[Problem] Return, from the listing that follows, each line containing the word "Sanierung".

[Records to process]
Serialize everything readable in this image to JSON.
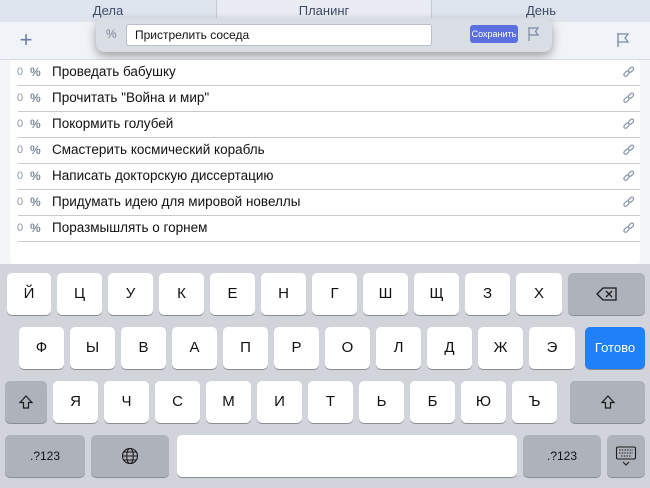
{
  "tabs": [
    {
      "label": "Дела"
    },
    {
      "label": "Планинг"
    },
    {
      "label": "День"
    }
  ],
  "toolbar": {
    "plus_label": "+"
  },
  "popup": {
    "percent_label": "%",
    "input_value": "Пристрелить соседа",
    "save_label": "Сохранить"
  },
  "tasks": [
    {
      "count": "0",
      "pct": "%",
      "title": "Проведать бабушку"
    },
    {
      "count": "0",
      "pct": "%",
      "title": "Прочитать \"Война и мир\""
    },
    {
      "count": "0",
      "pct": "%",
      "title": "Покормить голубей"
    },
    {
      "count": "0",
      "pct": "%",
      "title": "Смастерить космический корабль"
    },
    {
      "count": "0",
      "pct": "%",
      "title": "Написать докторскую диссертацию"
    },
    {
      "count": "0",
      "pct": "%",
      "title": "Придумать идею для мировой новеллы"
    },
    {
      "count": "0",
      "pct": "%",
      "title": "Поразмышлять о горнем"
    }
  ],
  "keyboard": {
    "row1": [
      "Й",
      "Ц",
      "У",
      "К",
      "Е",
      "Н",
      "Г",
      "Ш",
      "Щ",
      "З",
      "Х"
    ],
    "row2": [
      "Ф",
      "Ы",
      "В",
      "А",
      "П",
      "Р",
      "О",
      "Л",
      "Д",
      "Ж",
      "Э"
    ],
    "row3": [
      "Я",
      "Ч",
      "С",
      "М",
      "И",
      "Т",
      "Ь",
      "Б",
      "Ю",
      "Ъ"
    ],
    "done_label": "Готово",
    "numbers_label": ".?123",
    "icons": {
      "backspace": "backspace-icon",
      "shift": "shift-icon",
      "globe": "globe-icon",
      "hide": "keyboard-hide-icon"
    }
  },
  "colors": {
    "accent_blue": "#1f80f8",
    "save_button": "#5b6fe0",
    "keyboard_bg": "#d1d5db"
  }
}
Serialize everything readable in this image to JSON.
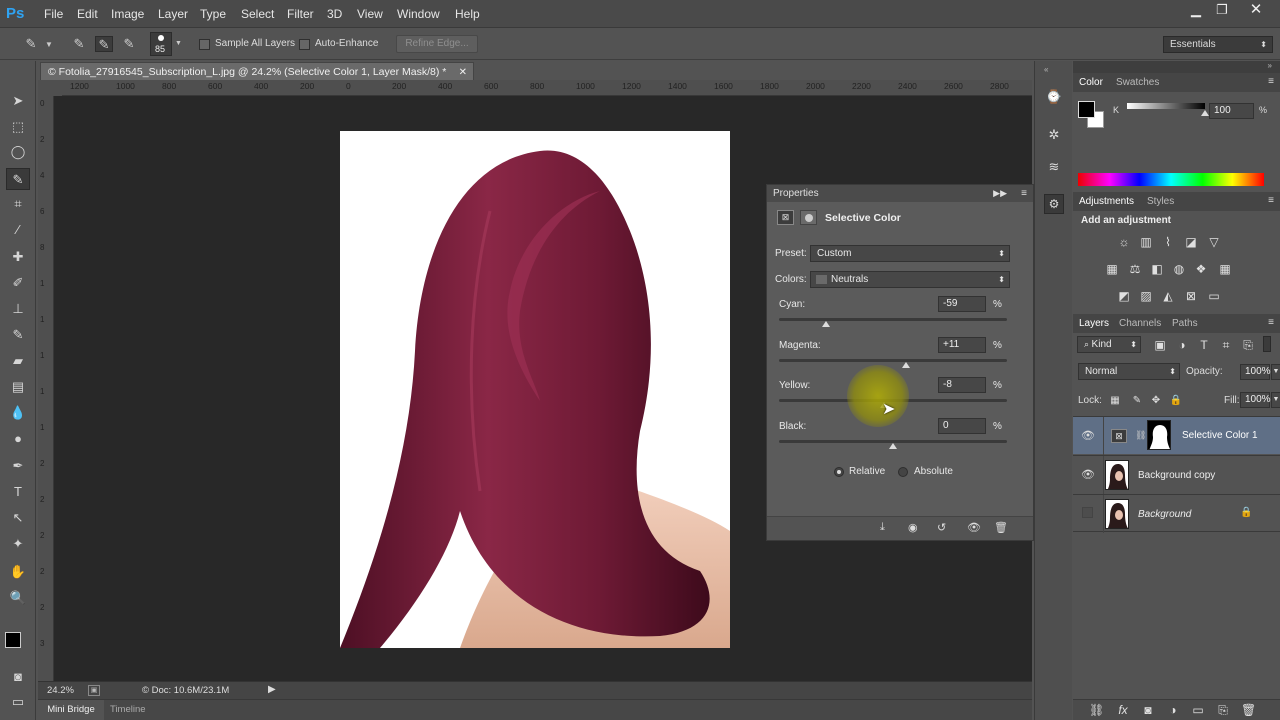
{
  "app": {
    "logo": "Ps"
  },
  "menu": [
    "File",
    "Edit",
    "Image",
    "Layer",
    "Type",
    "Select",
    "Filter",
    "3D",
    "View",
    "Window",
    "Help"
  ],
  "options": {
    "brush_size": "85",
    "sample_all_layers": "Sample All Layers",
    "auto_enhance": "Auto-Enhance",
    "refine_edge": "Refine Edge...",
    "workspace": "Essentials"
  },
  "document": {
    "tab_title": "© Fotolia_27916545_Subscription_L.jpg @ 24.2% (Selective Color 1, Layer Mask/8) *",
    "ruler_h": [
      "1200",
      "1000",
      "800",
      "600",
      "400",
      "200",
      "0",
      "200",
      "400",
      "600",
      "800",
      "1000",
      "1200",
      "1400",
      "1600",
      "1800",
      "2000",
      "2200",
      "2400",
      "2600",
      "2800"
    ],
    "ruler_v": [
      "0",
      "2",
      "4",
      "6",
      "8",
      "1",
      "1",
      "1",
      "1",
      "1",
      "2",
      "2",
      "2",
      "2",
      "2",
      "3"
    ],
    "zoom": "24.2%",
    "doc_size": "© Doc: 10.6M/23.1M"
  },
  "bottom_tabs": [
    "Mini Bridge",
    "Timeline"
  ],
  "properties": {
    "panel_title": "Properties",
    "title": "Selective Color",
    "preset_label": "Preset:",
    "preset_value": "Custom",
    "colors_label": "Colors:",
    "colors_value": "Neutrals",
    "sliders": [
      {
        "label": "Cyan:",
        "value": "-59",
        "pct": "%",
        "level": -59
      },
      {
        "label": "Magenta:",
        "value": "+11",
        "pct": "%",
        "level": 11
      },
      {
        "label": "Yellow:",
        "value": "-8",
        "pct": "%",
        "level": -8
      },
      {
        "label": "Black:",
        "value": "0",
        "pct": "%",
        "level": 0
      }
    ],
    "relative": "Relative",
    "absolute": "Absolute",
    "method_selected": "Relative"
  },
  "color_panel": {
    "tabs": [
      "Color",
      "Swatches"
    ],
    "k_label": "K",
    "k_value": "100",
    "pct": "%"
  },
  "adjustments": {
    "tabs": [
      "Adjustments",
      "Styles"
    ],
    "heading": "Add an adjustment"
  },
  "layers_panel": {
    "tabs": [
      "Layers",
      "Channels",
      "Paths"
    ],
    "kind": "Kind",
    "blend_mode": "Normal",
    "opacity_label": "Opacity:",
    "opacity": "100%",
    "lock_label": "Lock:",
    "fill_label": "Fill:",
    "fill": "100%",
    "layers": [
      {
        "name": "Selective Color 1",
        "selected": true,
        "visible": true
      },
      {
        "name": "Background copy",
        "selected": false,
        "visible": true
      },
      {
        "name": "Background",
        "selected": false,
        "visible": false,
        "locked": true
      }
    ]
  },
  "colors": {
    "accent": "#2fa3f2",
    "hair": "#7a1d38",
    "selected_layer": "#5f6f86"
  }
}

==

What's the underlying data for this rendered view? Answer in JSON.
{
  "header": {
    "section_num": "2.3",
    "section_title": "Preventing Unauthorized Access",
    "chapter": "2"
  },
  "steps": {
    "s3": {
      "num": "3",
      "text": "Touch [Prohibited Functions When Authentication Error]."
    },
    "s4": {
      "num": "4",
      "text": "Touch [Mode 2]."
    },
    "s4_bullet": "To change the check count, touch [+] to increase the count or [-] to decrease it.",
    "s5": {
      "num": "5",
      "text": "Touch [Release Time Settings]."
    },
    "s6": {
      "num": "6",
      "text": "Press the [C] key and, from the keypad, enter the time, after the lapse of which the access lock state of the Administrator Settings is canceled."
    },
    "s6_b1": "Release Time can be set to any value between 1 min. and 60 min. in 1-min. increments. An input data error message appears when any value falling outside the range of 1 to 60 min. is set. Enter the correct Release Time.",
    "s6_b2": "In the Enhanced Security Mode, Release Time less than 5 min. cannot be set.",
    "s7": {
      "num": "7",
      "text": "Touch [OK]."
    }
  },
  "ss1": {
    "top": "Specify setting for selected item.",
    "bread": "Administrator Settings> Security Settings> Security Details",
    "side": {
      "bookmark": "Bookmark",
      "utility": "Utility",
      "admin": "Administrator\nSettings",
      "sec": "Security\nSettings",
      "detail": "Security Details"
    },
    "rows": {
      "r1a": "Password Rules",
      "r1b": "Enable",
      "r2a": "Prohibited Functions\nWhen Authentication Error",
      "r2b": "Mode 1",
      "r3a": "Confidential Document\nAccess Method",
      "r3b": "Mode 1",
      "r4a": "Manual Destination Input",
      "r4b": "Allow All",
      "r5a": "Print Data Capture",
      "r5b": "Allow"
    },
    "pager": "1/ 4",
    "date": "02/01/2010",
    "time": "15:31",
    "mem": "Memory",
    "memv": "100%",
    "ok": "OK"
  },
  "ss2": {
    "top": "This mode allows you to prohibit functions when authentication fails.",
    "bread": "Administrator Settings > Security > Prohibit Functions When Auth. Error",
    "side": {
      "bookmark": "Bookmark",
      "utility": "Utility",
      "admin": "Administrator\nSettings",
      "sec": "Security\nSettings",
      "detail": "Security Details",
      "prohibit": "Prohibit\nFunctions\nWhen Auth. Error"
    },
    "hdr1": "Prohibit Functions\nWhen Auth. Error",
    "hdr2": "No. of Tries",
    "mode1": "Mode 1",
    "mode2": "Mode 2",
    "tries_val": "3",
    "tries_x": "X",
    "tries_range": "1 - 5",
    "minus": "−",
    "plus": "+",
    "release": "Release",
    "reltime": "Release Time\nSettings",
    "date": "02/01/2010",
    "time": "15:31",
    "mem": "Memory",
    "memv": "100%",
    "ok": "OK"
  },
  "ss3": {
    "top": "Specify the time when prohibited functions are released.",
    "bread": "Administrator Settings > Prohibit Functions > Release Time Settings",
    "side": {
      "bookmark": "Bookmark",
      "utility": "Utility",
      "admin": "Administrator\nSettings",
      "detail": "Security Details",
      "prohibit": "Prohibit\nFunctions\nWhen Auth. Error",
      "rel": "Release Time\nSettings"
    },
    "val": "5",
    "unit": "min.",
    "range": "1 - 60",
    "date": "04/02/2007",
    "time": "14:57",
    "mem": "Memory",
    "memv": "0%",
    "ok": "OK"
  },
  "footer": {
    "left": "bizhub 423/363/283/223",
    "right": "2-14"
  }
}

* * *

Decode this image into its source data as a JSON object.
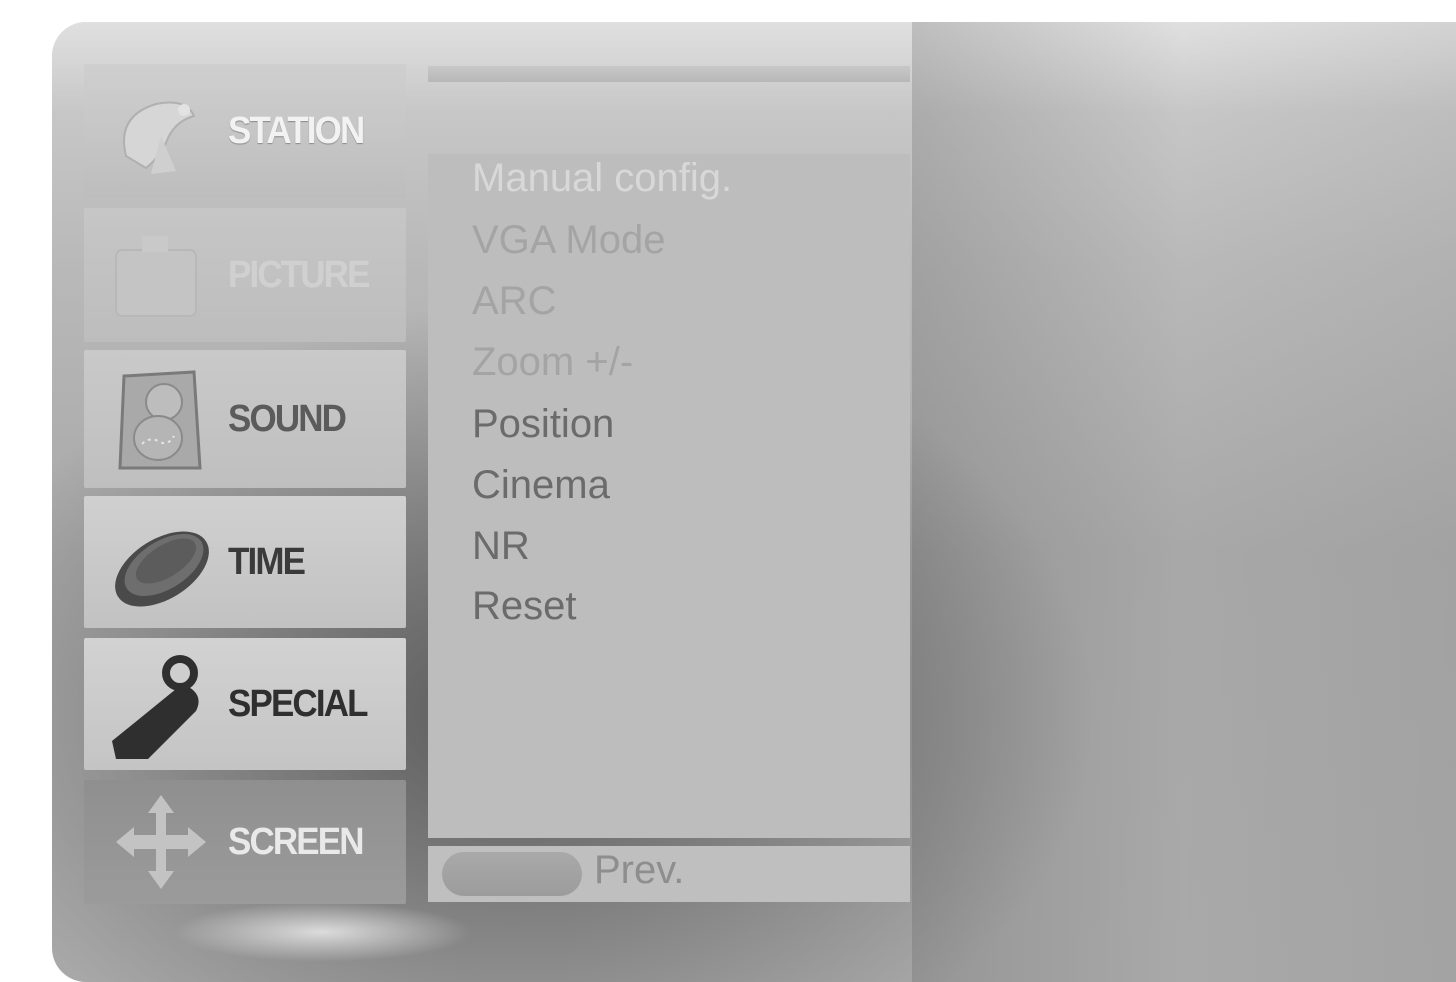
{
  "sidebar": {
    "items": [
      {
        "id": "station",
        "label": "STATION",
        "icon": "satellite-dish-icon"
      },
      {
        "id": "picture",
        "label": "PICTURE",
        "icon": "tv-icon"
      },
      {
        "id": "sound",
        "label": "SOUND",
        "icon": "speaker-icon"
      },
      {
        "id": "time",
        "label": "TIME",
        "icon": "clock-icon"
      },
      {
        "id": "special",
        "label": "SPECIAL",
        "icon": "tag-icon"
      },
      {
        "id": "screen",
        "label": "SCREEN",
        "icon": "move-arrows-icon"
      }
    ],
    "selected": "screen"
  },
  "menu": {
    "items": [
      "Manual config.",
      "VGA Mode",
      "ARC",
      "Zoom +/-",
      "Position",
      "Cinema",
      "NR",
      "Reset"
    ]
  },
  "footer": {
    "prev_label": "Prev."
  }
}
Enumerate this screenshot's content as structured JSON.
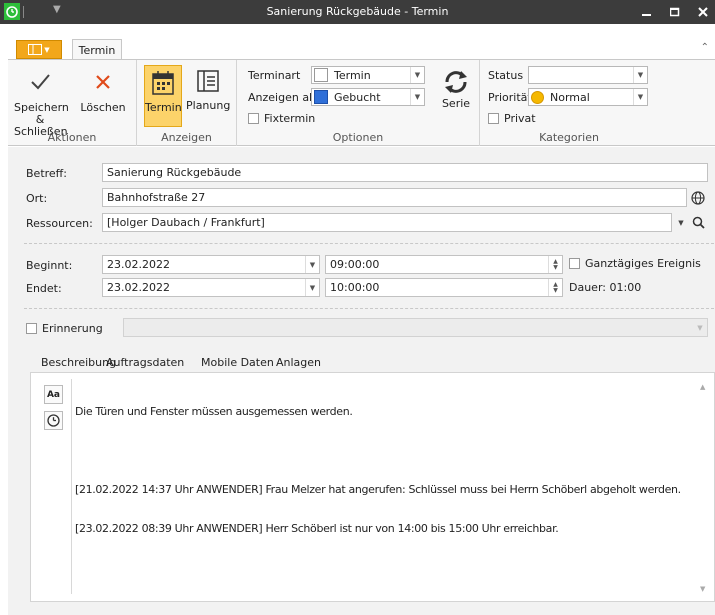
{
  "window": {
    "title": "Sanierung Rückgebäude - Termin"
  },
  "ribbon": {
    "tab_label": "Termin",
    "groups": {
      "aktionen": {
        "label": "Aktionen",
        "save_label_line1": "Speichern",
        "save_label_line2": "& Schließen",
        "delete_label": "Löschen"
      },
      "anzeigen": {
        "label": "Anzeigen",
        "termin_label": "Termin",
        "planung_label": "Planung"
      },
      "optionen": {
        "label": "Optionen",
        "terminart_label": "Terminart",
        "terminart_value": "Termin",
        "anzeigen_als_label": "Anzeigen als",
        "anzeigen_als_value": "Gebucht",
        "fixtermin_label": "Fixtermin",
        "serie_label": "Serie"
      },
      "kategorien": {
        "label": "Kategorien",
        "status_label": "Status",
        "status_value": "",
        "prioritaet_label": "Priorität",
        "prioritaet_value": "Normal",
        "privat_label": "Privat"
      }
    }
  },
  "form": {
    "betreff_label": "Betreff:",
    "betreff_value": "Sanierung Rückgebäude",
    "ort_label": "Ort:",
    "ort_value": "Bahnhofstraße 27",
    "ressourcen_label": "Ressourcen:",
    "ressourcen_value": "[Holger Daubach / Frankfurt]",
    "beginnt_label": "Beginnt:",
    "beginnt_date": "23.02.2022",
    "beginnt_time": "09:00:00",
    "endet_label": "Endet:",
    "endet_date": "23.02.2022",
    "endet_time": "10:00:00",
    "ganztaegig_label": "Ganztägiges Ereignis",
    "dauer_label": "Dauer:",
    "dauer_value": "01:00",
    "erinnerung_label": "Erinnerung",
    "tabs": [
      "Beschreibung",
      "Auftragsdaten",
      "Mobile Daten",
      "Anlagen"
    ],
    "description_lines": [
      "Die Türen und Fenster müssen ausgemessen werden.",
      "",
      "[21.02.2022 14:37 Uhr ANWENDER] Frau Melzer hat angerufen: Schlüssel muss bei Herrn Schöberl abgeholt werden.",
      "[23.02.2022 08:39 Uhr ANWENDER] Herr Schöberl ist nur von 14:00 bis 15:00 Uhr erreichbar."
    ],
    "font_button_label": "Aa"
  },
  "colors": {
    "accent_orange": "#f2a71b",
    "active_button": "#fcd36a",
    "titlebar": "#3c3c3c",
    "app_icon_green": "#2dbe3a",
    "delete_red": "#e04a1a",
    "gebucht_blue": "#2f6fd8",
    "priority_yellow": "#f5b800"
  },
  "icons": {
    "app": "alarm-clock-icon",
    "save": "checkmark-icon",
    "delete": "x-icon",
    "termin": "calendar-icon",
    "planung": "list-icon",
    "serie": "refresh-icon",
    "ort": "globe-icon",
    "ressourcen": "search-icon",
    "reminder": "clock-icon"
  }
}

[Response below]
    "title": "Sanierung Rückgebäude - Termin"
    "betreff_value": "Sanierung Rückgebäude",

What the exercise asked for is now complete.